- **Exercise description**:
Every line of the material below in which "title" shows up is to be located and copied.

- **Study material**:
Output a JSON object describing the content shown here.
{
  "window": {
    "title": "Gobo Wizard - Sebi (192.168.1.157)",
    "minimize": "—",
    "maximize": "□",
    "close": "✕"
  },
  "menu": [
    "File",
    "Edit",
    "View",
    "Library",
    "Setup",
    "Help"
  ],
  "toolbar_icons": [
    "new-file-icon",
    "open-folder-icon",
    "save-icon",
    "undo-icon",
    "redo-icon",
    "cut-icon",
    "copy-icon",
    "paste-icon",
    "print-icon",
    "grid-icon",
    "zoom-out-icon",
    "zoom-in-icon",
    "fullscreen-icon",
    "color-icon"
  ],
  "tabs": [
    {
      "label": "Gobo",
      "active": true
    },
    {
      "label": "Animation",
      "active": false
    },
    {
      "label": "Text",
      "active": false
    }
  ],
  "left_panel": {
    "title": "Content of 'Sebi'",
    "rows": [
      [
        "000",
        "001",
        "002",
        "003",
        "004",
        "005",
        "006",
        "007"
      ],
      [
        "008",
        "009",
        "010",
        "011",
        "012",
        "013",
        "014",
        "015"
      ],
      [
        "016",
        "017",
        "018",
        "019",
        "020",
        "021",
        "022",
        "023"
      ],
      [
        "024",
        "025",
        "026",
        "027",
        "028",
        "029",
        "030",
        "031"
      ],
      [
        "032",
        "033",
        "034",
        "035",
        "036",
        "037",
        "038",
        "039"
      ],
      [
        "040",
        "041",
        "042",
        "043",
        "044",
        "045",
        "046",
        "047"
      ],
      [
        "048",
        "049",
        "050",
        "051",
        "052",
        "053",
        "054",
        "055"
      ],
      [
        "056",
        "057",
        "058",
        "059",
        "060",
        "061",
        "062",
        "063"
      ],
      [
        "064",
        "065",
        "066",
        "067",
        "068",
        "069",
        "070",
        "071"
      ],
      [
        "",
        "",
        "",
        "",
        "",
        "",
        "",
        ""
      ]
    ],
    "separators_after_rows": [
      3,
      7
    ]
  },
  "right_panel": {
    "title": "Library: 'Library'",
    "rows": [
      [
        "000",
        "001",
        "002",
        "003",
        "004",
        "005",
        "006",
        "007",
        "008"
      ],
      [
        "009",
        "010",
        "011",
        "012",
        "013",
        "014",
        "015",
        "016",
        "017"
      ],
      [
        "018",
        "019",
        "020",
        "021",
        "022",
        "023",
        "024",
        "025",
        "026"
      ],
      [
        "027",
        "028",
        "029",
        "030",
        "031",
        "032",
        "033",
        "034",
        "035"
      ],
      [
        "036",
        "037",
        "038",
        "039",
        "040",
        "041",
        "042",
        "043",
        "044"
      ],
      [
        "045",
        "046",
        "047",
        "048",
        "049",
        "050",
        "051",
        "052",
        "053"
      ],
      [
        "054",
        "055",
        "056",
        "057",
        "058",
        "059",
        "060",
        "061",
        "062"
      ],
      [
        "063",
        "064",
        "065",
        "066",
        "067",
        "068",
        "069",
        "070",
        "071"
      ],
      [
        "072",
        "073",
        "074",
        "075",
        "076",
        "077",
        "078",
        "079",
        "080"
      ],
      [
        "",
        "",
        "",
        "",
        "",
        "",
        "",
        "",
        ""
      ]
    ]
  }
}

- **Reply**:
    "title": "Gobo Wizard - Sebi (192.168.1.157)",
    "title": "Content of 'Sebi'",
    "title": "Library: 'Library'",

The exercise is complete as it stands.